→ **Given information**:
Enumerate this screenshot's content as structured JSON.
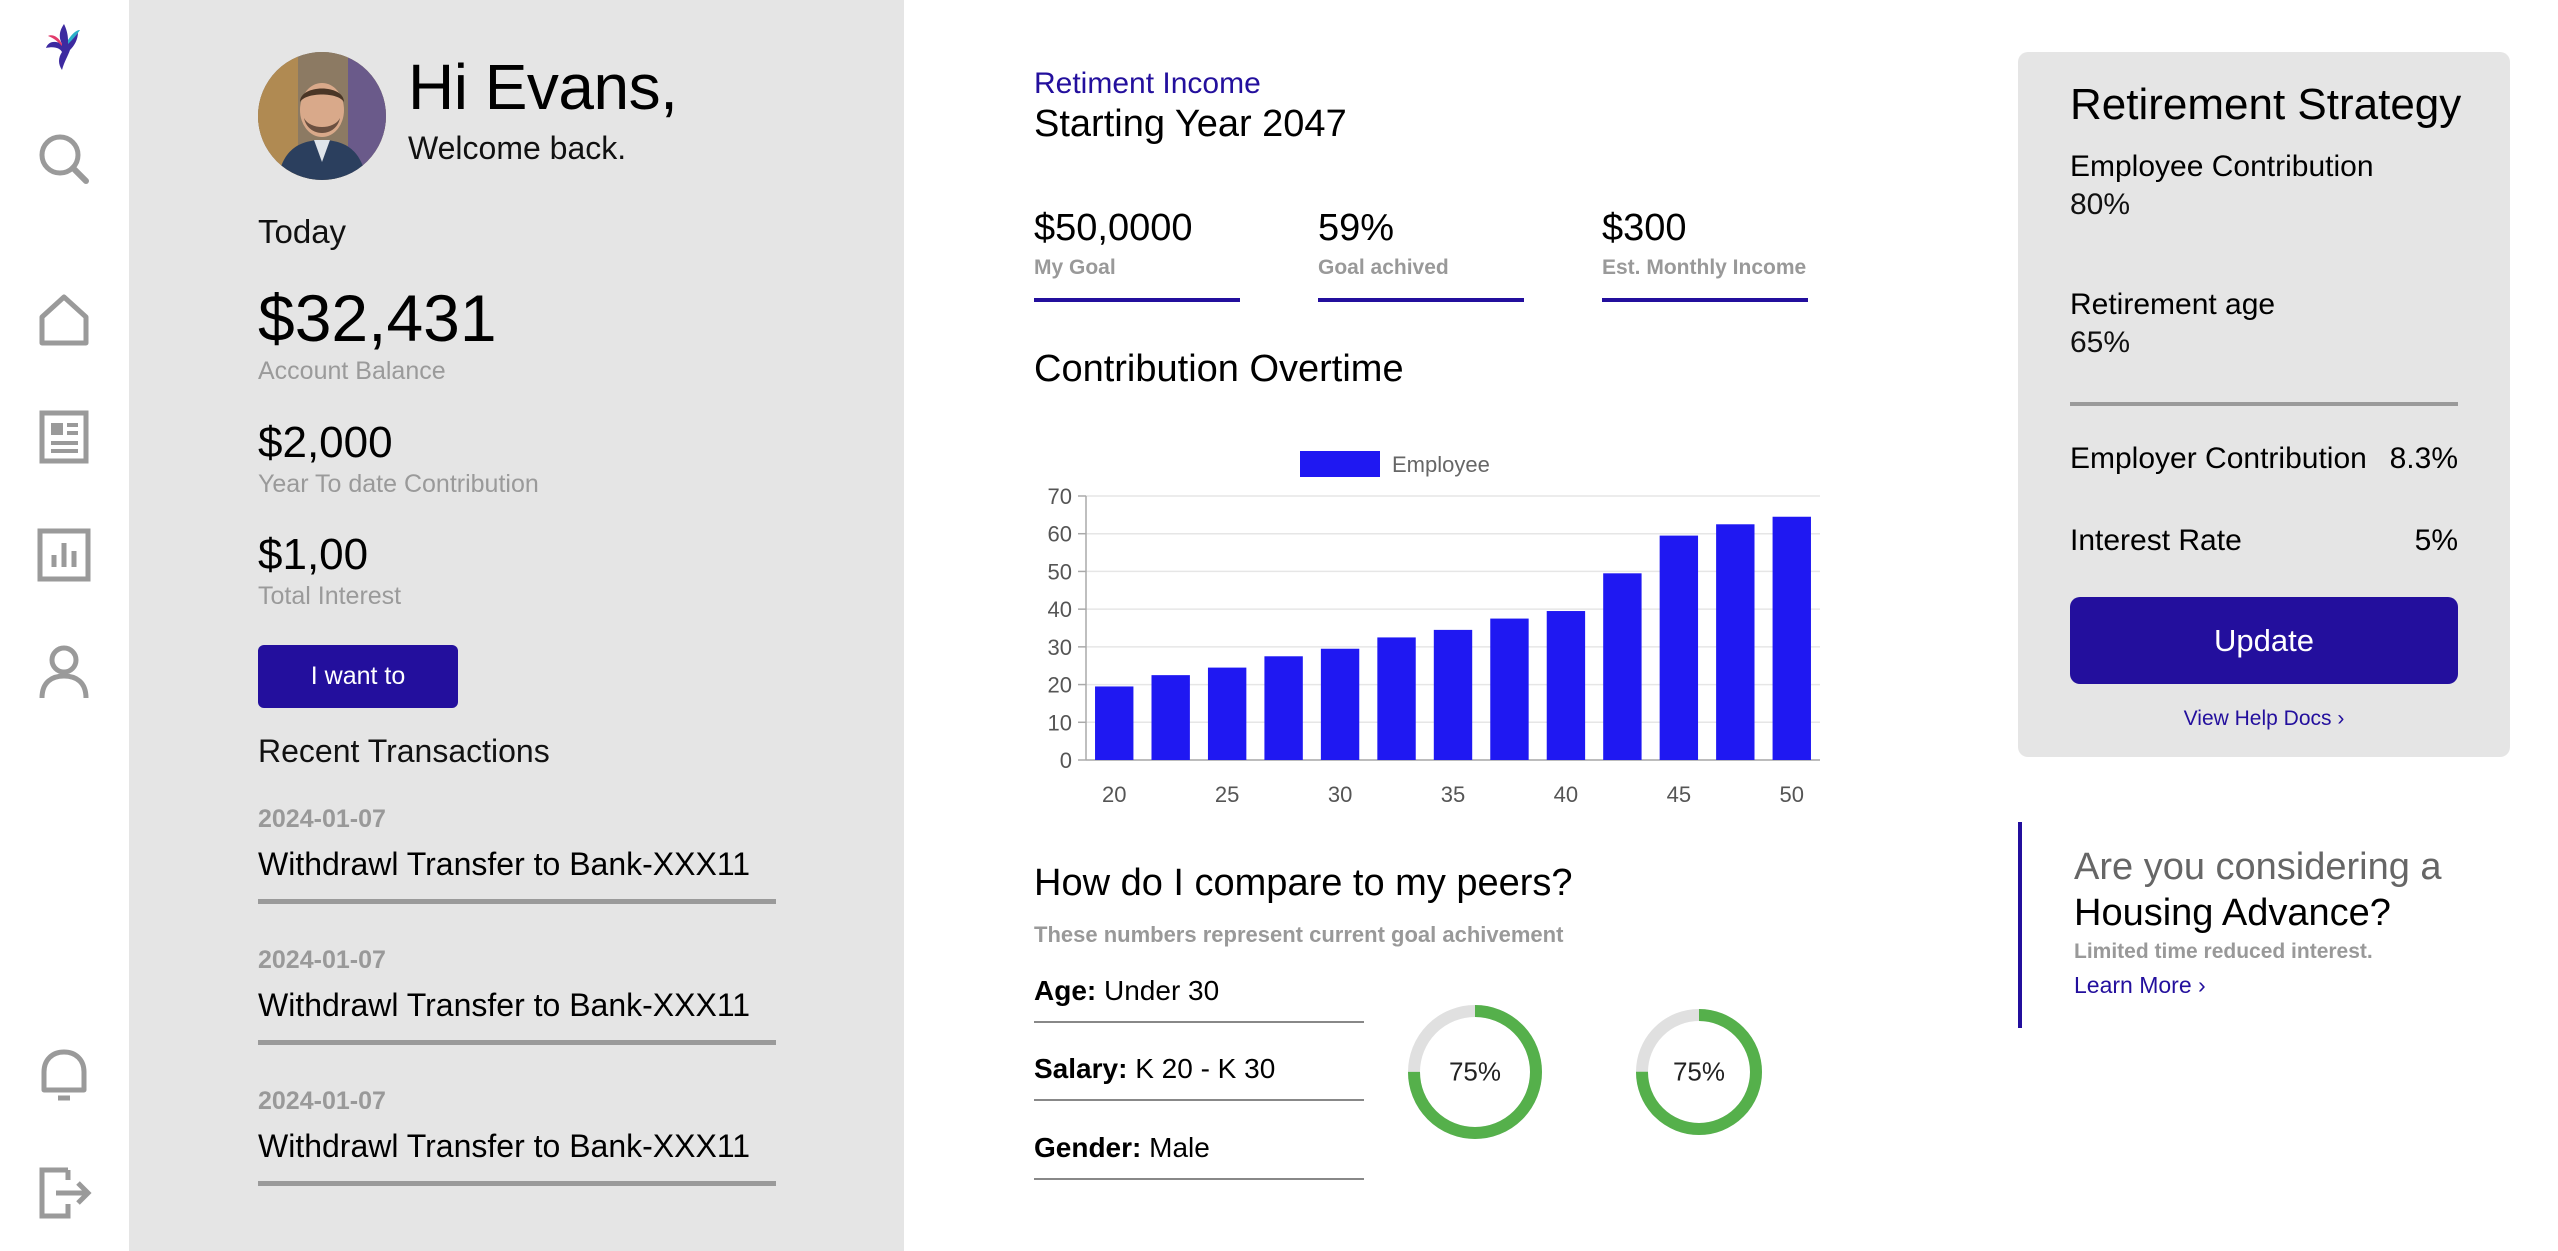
{
  "colors": {
    "accent": "#230f9d",
    "bar": "#1f18f2",
    "panel": "#e5e5e5",
    "donut": "#55b04b",
    "donut_track": "#e0e0e0"
  },
  "rail": {
    "icons": [
      "bird-logo-icon",
      "search-icon",
      "home-icon",
      "document-icon",
      "bar-chart-icon",
      "user-icon",
      "bell-icon",
      "logout-icon"
    ]
  },
  "profile": {
    "greeting": "Hi Evans,",
    "welcome": "Welcome back.",
    "today": "Today",
    "balance": "$32,431",
    "balance_label": "Account Balance",
    "ytd": "$2,000",
    "ytd_label": "Year To date Contribution",
    "interest": "$1,00",
    "interest_label": "Total Interest",
    "want_button": "I want to",
    "recent_title": "Recent Transactions",
    "transactions": [
      {
        "date": "2024-01-07",
        "desc": "Withdrawl Transfer to Bank-XXX11"
      },
      {
        "date": "2024-01-07",
        "desc": "Withdrawl Transfer to Bank-XXX11"
      },
      {
        "date": "2024-01-07",
        "desc": "Withdrawl Transfer to Bank-XXX11"
      }
    ]
  },
  "retirement": {
    "label": "Retiment Income",
    "year": "Starting Year 2047",
    "stats": [
      {
        "value": "$50,0000",
        "label": "My Goal"
      },
      {
        "value": "59%",
        "label": "Goal achived"
      },
      {
        "value": "$300",
        "label": "Est. Monthly Income"
      }
    ]
  },
  "contrib_title": "Contribution Overtime",
  "chart_data": {
    "type": "bar",
    "title": "",
    "legend": [
      "Employee"
    ],
    "legend_position": "top",
    "grid": true,
    "x_ticks": [
      "20",
      "25",
      "30",
      "35",
      "40",
      "45",
      "50"
    ],
    "y_ticks": [
      "0",
      "10",
      "20",
      "30",
      "40",
      "50",
      "60",
      "70"
    ],
    "ylim": [
      0,
      70
    ],
    "series": [
      {
        "name": "Employee",
        "values": [
          19.5,
          22.5,
          24.5,
          27.5,
          29.5,
          32.5,
          34.5,
          37.5,
          39.5,
          49.5,
          59.5,
          62.5,
          64.5
        ]
      }
    ]
  },
  "peers": {
    "title": "How do I compare to my peers?",
    "subtitle": "These numbers represent current goal achivement",
    "rows": [
      {
        "key": "Age:",
        "value": "Under 30"
      },
      {
        "key": "Salary:",
        "value": "K 20 - K 30"
      },
      {
        "key": "Gender:",
        "value": "Male"
      }
    ],
    "donuts": [
      {
        "label": "75%",
        "fraction": 0.75
      },
      {
        "label": "75%",
        "fraction": 0.75
      }
    ]
  },
  "strategy": {
    "title": "Retirement Strategy",
    "employee_label": "Employee Contribution",
    "employee_value": "80%",
    "age_label": "Retirement age",
    "age_value": "65%",
    "employer_label": "Employer Contribution",
    "employer_value": "8.3%",
    "interest_label": "Interest Rate",
    "interest_value": "5%",
    "update_button": "Update",
    "help_link": "View Help Docs ›"
  },
  "promo": {
    "line1": "Are you considering a",
    "line2": "Housing Advance?",
    "line3": "Limited time reduced interest.",
    "link": "Learn More  ›"
  }
}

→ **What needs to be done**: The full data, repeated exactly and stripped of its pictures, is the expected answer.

→ **Solved problem**:
Enumerate this screenshot's content as structured JSON.
{
  "colors": {
    "accent": "#230f9d",
    "bar": "#1f18f2",
    "panel": "#e5e5e5",
    "donut": "#55b04b",
    "donut_track": "#e0e0e0"
  },
  "rail": {
    "icons": [
      "bird-logo-icon",
      "search-icon",
      "home-icon",
      "document-icon",
      "bar-chart-icon",
      "user-icon",
      "bell-icon",
      "logout-icon"
    ]
  },
  "profile": {
    "greeting": "Hi Evans,",
    "welcome": "Welcome back.",
    "today": "Today",
    "balance": "$32,431",
    "balance_label": "Account Balance",
    "ytd": "$2,000",
    "ytd_label": "Year To date Contribution",
    "interest": "$1,00",
    "interest_label": "Total Interest",
    "want_button": "I want to",
    "recent_title": "Recent Transactions",
    "transactions": [
      {
        "date": "2024-01-07",
        "desc": "Withdrawl Transfer to Bank-XXX11"
      },
      {
        "date": "2024-01-07",
        "desc": "Withdrawl Transfer to Bank-XXX11"
      },
      {
        "date": "2024-01-07",
        "desc": "Withdrawl Transfer to Bank-XXX11"
      }
    ]
  },
  "retirement": {
    "label": "Retiment Income",
    "year": "Starting Year 2047",
    "stats": [
      {
        "value": "$50,0000",
        "label": "My Goal"
      },
      {
        "value": "59%",
        "label": "Goal achived"
      },
      {
        "value": "$300",
        "label": "Est. Monthly Income"
      }
    ]
  },
  "contrib_title": "Contribution Overtime",
  "chart_data": {
    "type": "bar",
    "title": "",
    "legend": [
      "Employee"
    ],
    "legend_position": "top",
    "grid": true,
    "x_ticks": [
      "20",
      "25",
      "30",
      "35",
      "40",
      "45",
      "50"
    ],
    "y_ticks": [
      "0",
      "10",
      "20",
      "30",
      "40",
      "50",
      "60",
      "70"
    ],
    "ylim": [
      0,
      70
    ],
    "series": [
      {
        "name": "Employee",
        "values": [
          19.5,
          22.5,
          24.5,
          27.5,
          29.5,
          32.5,
          34.5,
          37.5,
          39.5,
          49.5,
          59.5,
          62.5,
          64.5
        ]
      }
    ]
  },
  "peers": {
    "title": "How do I compare to my peers?",
    "subtitle": "These numbers represent current goal achivement",
    "rows": [
      {
        "key": "Age:",
        "value": "Under 30"
      },
      {
        "key": "Salary:",
        "value": "K 20 - K 30"
      },
      {
        "key": "Gender:",
        "value": "Male"
      }
    ],
    "donuts": [
      {
        "label": "75%",
        "fraction": 0.75
      },
      {
        "label": "75%",
        "fraction": 0.75
      }
    ]
  },
  "strategy": {
    "title": "Retirement Strategy",
    "employee_label": "Employee Contribution",
    "employee_value": "80%",
    "age_label": "Retirement age",
    "age_value": "65%",
    "employer_label": "Employer Contribution",
    "employer_value": "8.3%",
    "interest_label": "Interest Rate",
    "interest_value": "5%",
    "update_button": "Update",
    "help_link": "View Help Docs ›"
  },
  "promo": {
    "line1": "Are you considering a",
    "line2": "Housing Advance?",
    "line3": "Limited time reduced interest.",
    "link": "Learn More  ›"
  }
}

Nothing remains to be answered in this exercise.